“What I relate is the history of the next two centuries. I describe what is coming, what can no longer come differently: the advent of nihilism… For some time now our whole European culture has been moving as toward a catastrophe, with a tortured tension that is growing from decade to decade: restlessly, violently, headlong, like a river that wants to reach the end…” – Friedrich Nietzsche

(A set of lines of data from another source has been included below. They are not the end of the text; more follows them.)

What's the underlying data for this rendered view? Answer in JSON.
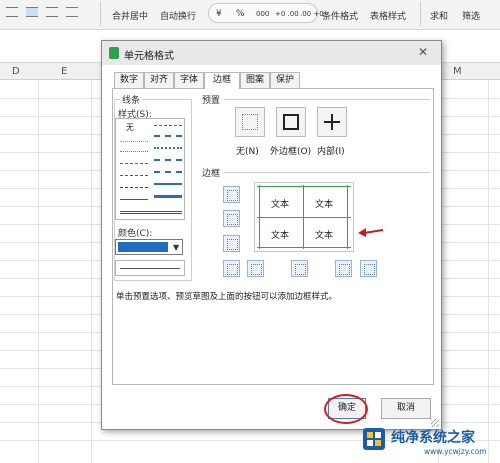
{
  "ribbon": {
    "merge_label": "合并居中",
    "wrap_label": "自动换行",
    "currency_symbol": "¥",
    "percent_symbol": "%",
    "thousands_symbol": "000",
    "inc_decimal": "+0 .00",
    "dec_decimal": ".00 +0",
    "cond_format_label": "条件格式",
    "table_style_label": "表格样式",
    "sum_label": "求和",
    "filter_label": "筛选"
  },
  "columns": [
    "D",
    "E",
    "M"
  ],
  "dialog": {
    "title": "单元格格式",
    "close": "✕",
    "tabs": [
      "数字",
      "对齐",
      "字体",
      "边框",
      "图案",
      "保护"
    ],
    "active_tab": "边框",
    "line_group": "线条",
    "style_label": "样式(S):",
    "style_none": "无",
    "color_label": "颜色(C):",
    "color_value": "#1f6ec0",
    "preset_group": "预置",
    "presets": [
      "无(N)",
      "外边框(O)",
      "内部(I)"
    ],
    "border_group": "边框",
    "preview_cells": [
      "文本",
      "文本",
      "文本",
      "文本"
    ],
    "hint": "单击预置选项、预览草图及上面的按钮可以添加边框样式。",
    "ok": "确定",
    "cancel": "取消",
    "border_color": "#3aa052"
  },
  "watermark": {
    "title": "纯净系统之家",
    "url": "www.ycwjzy.com"
  }
}
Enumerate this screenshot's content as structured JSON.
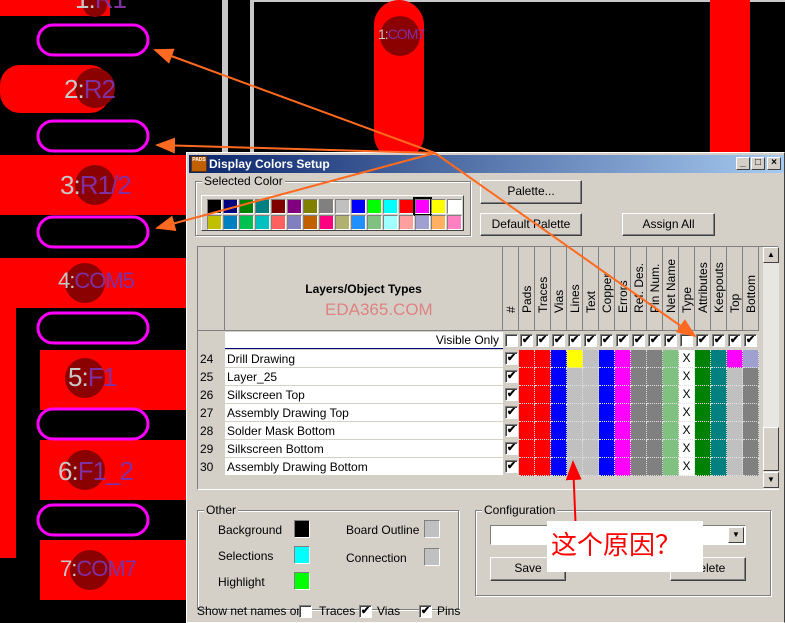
{
  "pcb": {
    "labels": [
      {
        "num": "1:",
        "name": "R1"
      },
      {
        "num": "2:",
        "name": "R2"
      },
      {
        "num": "3:",
        "name": "R1/2"
      },
      {
        "num": "4:",
        "name": "COM5"
      },
      {
        "num": "5:",
        "name": "F1"
      },
      {
        "num": "6:",
        "name": "F1_2"
      },
      {
        "num": "7:",
        "name": "COM7"
      }
    ],
    "right_label": {
      "num": "1:",
      "name": "COM7"
    }
  },
  "dialog": {
    "title": "Display Colors Setup",
    "logo_text": "PADS",
    "selected_color_label": "Selected Color",
    "palette_row1": [
      "#000000",
      "#000080",
      "#008000",
      "#008080",
      "#800000",
      "#800080",
      "#808000",
      "#808080",
      "#c0c0c0",
      "#0000ff",
      "#00ff00",
      "#00ffff",
      "#ff0000",
      "#ff00ff",
      "#ffff00",
      "#ffffff"
    ],
    "palette_row2": [
      "#c0c000",
      "#0080c0",
      "#00c050",
      "#00c0c0",
      "#ff6060",
      "#8080c0",
      "#c06000",
      "#ff0080",
      "#b0b070",
      "#2090ff",
      "#80c080",
      "#a0ffff",
      "#ffa0a0",
      "#a0a0d0",
      "#ffb060",
      "#ff80c0"
    ],
    "selected_index": 13,
    "buttons": {
      "palette": "Palette...",
      "default_palette": "Default Palette",
      "assign_all": "Assign All",
      "save": "Save",
      "delete": "Delete"
    },
    "grid": {
      "header_title": "Layers/Object Types",
      "hash_label": "#",
      "columns": [
        "Pads",
        "Traces",
        "Vias",
        "Lines",
        "Text",
        "Copper",
        "Errors",
        "Ref. Des.",
        "Pin Num.",
        "Net Name",
        "Type",
        "Attributes",
        "Keepouts",
        "Top",
        "Bottom"
      ],
      "visible_only_label": "Visible Only",
      "visible_only_hash": false,
      "visible_only": [
        true,
        true,
        true,
        true,
        true,
        true,
        true,
        true,
        true,
        true,
        false,
        true,
        true,
        true,
        true
      ],
      "rows": [
        {
          "num": "24",
          "name": "Drill Drawing",
          "visible": true,
          "colors": [
            "#ff0000",
            "#ff0000",
            "#0000ff",
            "#ffff00",
            "#c0c0c0",
            "#0000ff",
            "#ff00ff",
            "#808080",
            "#808080",
            "#80c080",
            "X",
            "#008000",
            "#008080",
            "#ff00ff",
            "#a0a0d0"
          ]
        },
        {
          "num": "25",
          "name": "Layer_25",
          "visible": true,
          "colors": [
            "#ff0000",
            "#ff0000",
            "#0000ff",
            "#c0c0c0",
            "#c0c0c0",
            "#0000ff",
            "#ff00ff",
            "#808080",
            "#808080",
            "#80c080",
            "X",
            "#008000",
            "#008080",
            "#c0c0c0",
            "#808080"
          ]
        },
        {
          "num": "26",
          "name": "Silkscreen Top",
          "visible": true,
          "colors": [
            "#ff0000",
            "#ff0000",
            "#0000ff",
            "#c0c0c0",
            "#c0c0c0",
            "#0000ff",
            "#ff00ff",
            "#808080",
            "#808080",
            "#80c080",
            "X",
            "#008000",
            "#008080",
            "#c0c0c0",
            "#808080"
          ]
        },
        {
          "num": "27",
          "name": "Assembly Drawing Top",
          "visible": true,
          "colors": [
            "#ff0000",
            "#ff0000",
            "#0000ff",
            "#c0c0c0",
            "#c0c0c0",
            "#0000ff",
            "#ff00ff",
            "#808080",
            "#808080",
            "#80c080",
            "X",
            "#008000",
            "#008080",
            "#c0c0c0",
            "#808080"
          ]
        },
        {
          "num": "28",
          "name": "Solder Mask Bottom",
          "visible": true,
          "colors": [
            "#ff0000",
            "#ff0000",
            "#0000ff",
            "#c0c0c0",
            "#c0c0c0",
            "#0000ff",
            "#ff00ff",
            "#808080",
            "#808080",
            "#80c080",
            "X",
            "#008000",
            "#008080",
            "#c0c0c0",
            "#808080"
          ]
        },
        {
          "num": "29",
          "name": "Silkscreen Bottom",
          "visible": true,
          "colors": [
            "#ff0000",
            "#ff0000",
            "#0000ff",
            "#c0c0c0",
            "#c0c0c0",
            "#0000ff",
            "#ff00ff",
            "#808080",
            "#808080",
            "#80c080",
            "X",
            "#008000",
            "#008080",
            "#c0c0c0",
            "#808080"
          ]
        },
        {
          "num": "30",
          "name": "Assembly Drawing Bottom",
          "visible": true,
          "colors": [
            "#ff0000",
            "#ff0000",
            "#0000ff",
            "#c0c0c0",
            "#c0c0c0",
            "#0000ff",
            "#ff00ff",
            "#808080",
            "#808080",
            "#80c080",
            "X",
            "#008000",
            "#008080",
            "#c0c0c0",
            "#808080"
          ]
        }
      ]
    },
    "other": {
      "label": "Other",
      "background": {
        "label": "Background",
        "color": "#000000"
      },
      "selections": {
        "label": "Selections",
        "color": "#00ffff"
      },
      "highlight": {
        "label": "Highlight",
        "color": "#00ff00"
      },
      "board_outline": {
        "label": "Board Outline",
        "color": "#c0c0c0"
      },
      "connection": {
        "label": "Connection",
        "color": "#c0c0c0"
      }
    },
    "configuration": {
      "label": "Configuration",
      "value": ""
    },
    "net_names": {
      "label": "Show net names on",
      "traces": {
        "label": "Traces",
        "checked": false
      },
      "vias": {
        "label": "Vias",
        "checked": true
      },
      "pins": {
        "label": "Pins",
        "checked": true
      }
    }
  },
  "watermark": "EDA365.COM",
  "annotation": "这个原因？"
}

In conclusion, what might an existentialist believe is the meaning of life? Due to the ancestry of existentialist thought, individuals can use many schools of thought to find or refute meaning. Initially, essentialism asserts everything has the essence to be considered a certain entity. Existentialism refines the theory of essentialism, since ‘existence precedes essence, one has to find this ‘essence’ throughout their life. Similarly, absurdism: “the search for answers in an answerless world”, suggests although life is meaningless, we should embrace this and find our own existential liberty. Nihilism negates these approaches completely, asserting the ultimate meaningless of life by denying its objective meaning, value, or purpose. Nietzsche highlighted the destructive properties of nihilism on mankind because it erodes all moral, religious, and metaphysical principles. Although there may not be a meaning to life, society would be unable to grow and mature under the influence of nihilism. Therefore, the concepts philosophers used to alleviate this dilemma is; appropriately manage your freedom and live authentically to avoid bad faith. Essentially, an existentialist proposes meaning is found by pairing it with the way we live our lives. There is no implicitly objective answer